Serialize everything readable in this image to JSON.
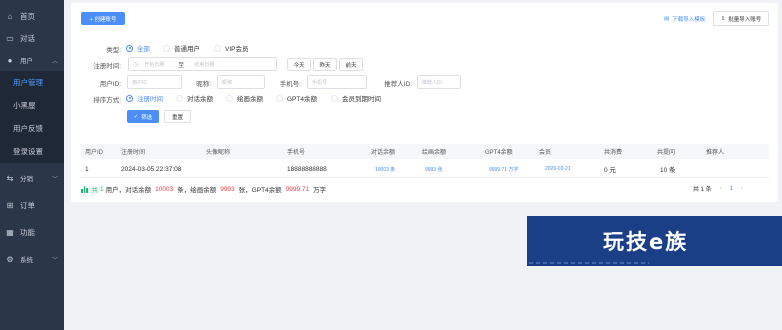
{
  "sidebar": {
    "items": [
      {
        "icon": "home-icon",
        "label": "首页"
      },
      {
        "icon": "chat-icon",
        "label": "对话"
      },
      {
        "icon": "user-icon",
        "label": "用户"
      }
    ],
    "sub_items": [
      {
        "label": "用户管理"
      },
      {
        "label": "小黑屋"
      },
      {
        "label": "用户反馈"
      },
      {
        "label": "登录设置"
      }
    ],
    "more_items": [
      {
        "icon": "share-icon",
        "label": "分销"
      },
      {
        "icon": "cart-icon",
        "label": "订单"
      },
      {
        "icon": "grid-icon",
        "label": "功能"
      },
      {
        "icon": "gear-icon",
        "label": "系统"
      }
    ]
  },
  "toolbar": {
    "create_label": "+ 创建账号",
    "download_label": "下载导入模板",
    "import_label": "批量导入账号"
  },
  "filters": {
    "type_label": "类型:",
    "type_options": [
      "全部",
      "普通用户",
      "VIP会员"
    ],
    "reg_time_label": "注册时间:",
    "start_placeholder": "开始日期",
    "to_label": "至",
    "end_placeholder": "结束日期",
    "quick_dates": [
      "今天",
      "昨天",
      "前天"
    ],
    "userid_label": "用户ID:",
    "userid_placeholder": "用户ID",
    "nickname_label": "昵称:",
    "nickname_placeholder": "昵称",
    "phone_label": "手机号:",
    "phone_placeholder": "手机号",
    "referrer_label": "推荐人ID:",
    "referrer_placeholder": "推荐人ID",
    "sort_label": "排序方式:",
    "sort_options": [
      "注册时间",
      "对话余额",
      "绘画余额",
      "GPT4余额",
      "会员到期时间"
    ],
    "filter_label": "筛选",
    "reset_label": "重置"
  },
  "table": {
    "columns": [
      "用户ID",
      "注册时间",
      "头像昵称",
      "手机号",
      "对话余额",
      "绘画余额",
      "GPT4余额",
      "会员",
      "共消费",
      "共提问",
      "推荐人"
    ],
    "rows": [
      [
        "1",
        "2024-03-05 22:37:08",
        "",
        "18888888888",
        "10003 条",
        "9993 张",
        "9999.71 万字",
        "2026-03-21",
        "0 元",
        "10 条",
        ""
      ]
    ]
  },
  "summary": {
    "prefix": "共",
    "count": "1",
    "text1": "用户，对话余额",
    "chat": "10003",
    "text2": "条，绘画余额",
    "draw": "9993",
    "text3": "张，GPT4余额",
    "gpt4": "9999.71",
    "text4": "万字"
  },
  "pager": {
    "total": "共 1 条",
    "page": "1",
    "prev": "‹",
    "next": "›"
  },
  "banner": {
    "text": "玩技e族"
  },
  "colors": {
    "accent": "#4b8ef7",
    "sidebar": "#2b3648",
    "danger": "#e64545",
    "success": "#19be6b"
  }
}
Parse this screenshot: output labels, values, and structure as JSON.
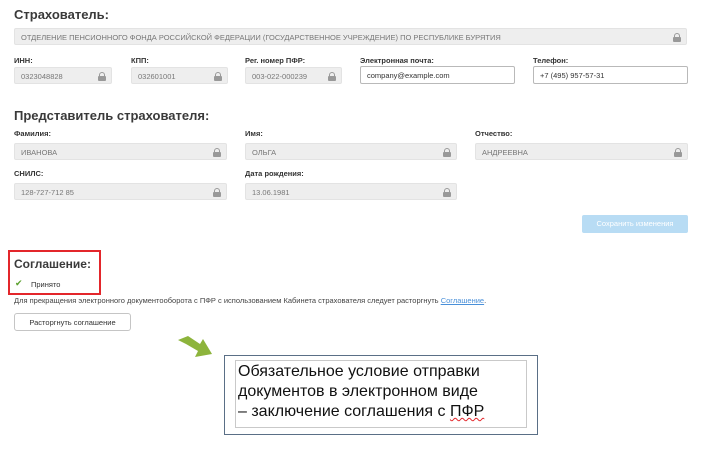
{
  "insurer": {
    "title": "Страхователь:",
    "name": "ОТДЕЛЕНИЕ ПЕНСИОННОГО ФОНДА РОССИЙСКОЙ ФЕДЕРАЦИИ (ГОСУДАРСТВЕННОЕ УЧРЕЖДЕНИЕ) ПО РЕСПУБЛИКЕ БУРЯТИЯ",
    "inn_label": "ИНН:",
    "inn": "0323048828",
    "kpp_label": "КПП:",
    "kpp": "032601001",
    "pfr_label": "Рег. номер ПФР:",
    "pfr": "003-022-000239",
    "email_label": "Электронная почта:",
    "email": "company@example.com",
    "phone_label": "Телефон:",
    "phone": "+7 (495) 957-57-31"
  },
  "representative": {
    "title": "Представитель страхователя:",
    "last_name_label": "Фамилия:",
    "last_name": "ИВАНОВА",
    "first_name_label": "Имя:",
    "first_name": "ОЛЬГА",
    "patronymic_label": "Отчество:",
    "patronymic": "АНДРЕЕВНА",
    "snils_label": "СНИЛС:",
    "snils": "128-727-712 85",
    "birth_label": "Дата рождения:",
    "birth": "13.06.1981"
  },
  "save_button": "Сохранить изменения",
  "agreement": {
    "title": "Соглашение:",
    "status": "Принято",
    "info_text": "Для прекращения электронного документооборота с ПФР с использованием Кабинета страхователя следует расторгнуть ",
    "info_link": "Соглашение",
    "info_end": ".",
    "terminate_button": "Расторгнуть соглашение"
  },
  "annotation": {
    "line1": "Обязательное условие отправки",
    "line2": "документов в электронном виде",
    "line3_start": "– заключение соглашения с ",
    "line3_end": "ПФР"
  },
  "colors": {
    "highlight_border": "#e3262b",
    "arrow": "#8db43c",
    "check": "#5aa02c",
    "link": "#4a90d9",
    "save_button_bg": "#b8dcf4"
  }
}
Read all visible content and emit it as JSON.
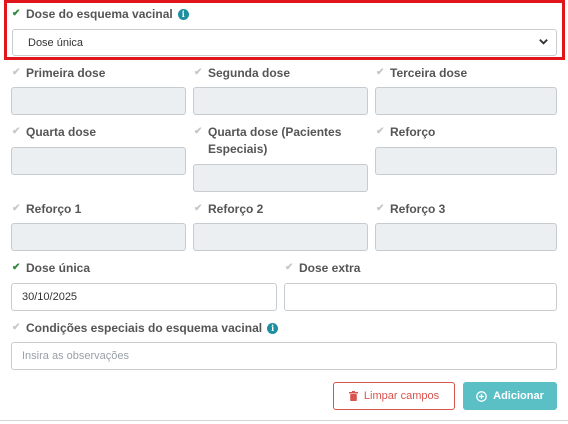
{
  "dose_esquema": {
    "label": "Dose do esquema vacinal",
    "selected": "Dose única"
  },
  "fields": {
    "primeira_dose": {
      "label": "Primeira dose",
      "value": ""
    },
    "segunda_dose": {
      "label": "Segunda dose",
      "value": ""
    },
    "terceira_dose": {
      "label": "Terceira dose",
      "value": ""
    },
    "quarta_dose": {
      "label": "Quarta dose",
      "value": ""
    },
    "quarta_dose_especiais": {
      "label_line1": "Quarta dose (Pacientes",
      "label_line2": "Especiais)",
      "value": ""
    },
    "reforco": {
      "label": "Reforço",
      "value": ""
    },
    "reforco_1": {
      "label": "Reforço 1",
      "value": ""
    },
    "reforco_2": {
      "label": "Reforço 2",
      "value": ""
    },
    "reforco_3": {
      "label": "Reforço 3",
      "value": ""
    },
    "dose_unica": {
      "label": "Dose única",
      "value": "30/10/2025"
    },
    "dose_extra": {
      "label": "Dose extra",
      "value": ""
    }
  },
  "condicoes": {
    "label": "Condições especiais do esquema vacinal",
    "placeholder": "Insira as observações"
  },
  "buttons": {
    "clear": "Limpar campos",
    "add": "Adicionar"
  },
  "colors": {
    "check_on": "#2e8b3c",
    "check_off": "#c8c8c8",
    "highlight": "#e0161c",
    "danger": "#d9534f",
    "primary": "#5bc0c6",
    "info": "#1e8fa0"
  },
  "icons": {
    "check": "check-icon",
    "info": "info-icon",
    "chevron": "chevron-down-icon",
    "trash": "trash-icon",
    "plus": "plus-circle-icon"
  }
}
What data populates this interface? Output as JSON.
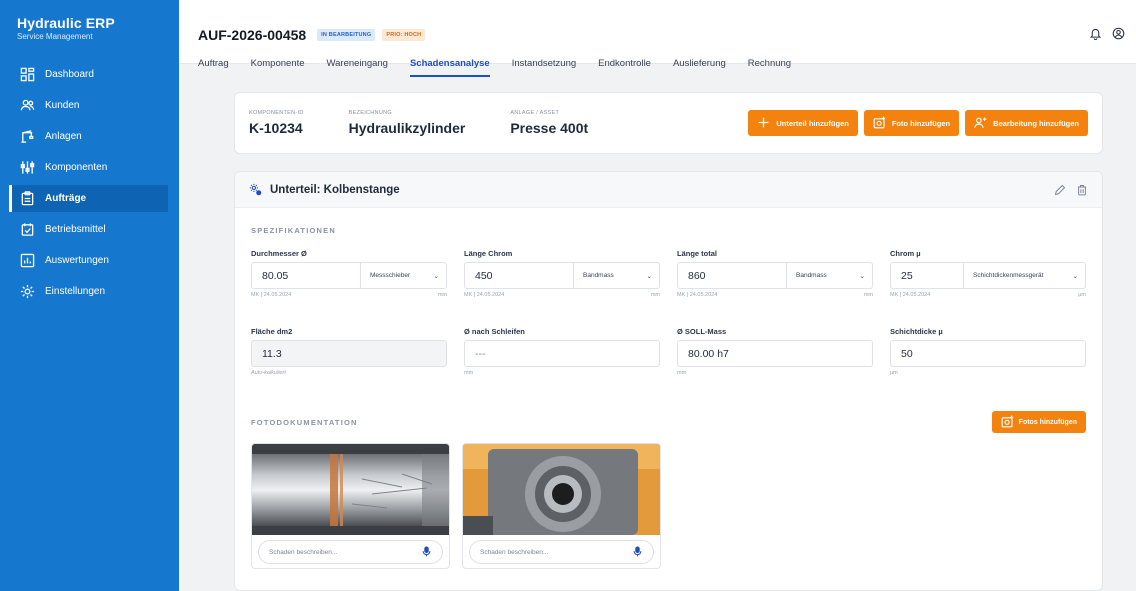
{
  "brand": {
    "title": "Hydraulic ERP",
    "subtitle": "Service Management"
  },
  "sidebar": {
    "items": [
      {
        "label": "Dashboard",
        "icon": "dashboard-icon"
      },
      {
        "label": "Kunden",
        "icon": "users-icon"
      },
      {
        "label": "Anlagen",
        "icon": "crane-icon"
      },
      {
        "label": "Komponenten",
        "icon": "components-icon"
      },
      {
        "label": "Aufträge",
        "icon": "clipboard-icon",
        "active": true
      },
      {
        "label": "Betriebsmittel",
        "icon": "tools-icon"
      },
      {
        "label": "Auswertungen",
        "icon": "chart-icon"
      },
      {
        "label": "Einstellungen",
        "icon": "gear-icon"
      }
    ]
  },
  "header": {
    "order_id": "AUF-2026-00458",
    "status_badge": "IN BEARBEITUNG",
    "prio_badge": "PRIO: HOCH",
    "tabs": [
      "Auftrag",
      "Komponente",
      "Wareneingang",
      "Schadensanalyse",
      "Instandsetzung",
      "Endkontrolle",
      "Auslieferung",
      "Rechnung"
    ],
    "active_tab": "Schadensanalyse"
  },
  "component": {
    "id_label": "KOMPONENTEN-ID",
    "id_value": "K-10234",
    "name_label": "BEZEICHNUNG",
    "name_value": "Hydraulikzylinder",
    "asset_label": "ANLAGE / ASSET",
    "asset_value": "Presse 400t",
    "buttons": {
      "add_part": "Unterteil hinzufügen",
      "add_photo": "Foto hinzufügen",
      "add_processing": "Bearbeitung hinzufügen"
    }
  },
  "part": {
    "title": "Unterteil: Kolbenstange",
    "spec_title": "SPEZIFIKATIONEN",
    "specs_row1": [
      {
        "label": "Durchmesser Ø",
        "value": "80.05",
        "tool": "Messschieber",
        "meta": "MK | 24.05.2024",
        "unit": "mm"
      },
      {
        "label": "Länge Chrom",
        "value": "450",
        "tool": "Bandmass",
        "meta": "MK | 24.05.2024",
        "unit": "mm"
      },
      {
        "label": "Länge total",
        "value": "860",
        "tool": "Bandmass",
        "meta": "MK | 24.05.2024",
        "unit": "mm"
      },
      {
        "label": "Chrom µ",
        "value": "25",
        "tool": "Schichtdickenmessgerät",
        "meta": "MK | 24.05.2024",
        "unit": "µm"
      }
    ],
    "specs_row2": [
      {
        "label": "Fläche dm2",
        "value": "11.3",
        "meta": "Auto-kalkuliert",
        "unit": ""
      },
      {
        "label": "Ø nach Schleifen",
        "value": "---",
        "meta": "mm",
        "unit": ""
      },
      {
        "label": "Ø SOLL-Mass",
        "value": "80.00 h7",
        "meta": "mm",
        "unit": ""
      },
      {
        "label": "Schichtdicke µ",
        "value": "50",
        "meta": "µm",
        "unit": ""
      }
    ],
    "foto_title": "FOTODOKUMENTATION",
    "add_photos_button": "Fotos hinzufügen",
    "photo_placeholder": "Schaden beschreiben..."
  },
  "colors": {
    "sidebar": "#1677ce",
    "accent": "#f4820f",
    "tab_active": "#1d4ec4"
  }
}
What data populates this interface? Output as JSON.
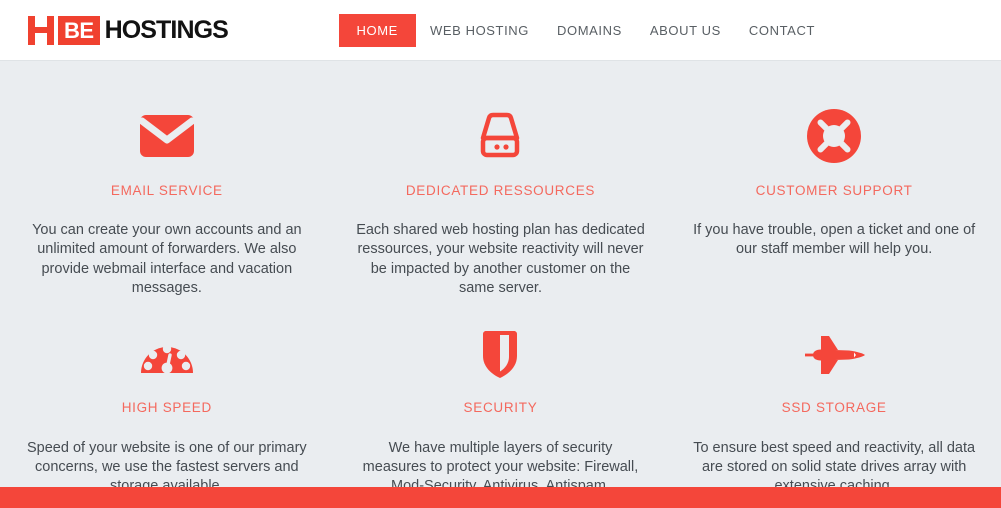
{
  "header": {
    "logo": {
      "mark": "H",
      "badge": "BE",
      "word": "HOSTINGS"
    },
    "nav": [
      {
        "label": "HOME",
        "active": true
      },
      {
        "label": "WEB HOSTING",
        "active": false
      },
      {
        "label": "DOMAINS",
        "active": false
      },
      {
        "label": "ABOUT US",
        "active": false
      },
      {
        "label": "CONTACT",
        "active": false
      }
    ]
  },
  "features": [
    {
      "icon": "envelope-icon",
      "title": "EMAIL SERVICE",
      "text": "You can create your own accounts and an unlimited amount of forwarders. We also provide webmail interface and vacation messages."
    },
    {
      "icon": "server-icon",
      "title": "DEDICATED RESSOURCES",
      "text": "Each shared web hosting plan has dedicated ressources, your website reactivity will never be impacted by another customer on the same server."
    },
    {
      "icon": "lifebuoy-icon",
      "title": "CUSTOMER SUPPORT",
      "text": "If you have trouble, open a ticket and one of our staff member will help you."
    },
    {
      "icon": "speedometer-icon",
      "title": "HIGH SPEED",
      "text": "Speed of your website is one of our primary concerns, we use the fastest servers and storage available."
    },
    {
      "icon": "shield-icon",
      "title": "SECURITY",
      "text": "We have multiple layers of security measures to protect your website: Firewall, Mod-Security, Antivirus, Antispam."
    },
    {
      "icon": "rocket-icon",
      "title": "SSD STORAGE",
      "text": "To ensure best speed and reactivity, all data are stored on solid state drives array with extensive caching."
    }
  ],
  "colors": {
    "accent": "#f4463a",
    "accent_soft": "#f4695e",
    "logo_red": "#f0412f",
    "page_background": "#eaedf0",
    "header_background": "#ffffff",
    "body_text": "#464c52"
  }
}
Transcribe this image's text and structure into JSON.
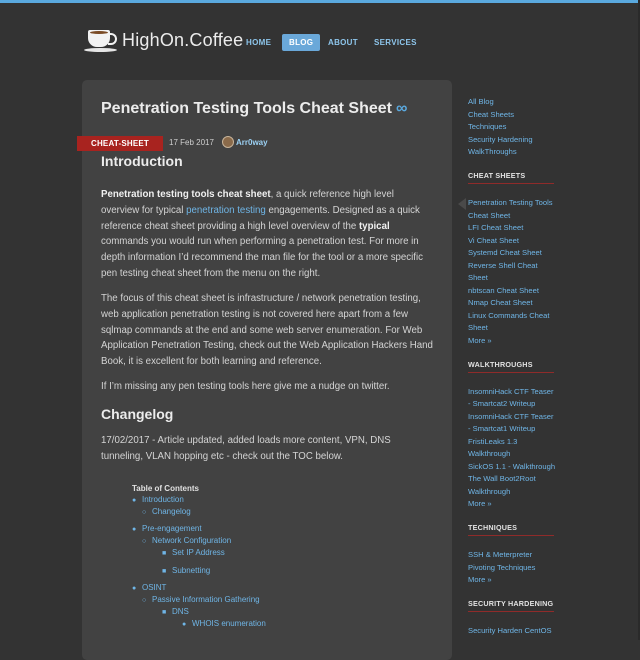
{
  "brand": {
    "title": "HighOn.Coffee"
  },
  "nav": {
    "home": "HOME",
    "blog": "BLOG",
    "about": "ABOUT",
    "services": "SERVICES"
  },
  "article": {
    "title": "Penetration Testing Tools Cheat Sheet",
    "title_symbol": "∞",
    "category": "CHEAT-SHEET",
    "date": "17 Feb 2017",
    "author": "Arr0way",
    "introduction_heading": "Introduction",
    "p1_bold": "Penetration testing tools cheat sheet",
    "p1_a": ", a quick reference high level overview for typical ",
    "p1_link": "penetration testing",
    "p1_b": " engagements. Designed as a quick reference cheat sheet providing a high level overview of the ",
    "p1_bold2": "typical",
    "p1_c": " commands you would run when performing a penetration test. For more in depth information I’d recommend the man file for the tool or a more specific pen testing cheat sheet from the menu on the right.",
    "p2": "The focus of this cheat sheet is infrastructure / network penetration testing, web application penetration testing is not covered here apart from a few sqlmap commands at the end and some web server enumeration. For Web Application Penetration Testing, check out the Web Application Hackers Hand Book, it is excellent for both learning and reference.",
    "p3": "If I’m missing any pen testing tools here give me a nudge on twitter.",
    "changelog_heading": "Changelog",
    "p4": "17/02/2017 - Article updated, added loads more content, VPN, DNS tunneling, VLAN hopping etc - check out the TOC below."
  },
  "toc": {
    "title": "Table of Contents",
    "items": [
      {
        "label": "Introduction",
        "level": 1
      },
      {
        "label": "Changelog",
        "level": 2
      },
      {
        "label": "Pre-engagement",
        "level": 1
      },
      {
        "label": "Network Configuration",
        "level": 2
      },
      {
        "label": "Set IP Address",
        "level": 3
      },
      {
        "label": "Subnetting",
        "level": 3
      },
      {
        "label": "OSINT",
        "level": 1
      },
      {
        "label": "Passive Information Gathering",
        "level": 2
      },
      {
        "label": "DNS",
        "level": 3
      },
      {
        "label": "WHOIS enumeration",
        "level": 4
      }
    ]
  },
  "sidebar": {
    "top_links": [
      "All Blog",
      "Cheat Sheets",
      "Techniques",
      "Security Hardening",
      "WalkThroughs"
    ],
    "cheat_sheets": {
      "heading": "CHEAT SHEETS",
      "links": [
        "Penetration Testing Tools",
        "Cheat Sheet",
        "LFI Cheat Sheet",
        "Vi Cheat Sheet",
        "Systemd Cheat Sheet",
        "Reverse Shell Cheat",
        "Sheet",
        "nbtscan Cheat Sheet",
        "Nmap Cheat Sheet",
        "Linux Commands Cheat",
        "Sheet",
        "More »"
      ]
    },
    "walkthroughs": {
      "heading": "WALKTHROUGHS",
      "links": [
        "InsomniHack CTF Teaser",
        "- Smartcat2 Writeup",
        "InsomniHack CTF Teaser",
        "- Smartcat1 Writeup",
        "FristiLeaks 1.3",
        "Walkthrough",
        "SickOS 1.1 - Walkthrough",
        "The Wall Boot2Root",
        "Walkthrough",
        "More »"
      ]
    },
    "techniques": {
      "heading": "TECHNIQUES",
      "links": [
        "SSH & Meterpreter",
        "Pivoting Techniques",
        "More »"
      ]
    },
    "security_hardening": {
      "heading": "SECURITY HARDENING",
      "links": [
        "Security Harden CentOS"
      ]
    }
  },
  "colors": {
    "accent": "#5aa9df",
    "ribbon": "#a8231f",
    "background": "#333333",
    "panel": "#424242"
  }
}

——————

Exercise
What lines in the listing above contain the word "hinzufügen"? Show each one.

Result of this task
      "add_part": "Unterteil hinzufügen",
      "add_photo": "Foto hinzufügen",
      "add_processing": "Bearbeitung hinzufügen"
    "add_photos_button": "Fotos hinzufügen",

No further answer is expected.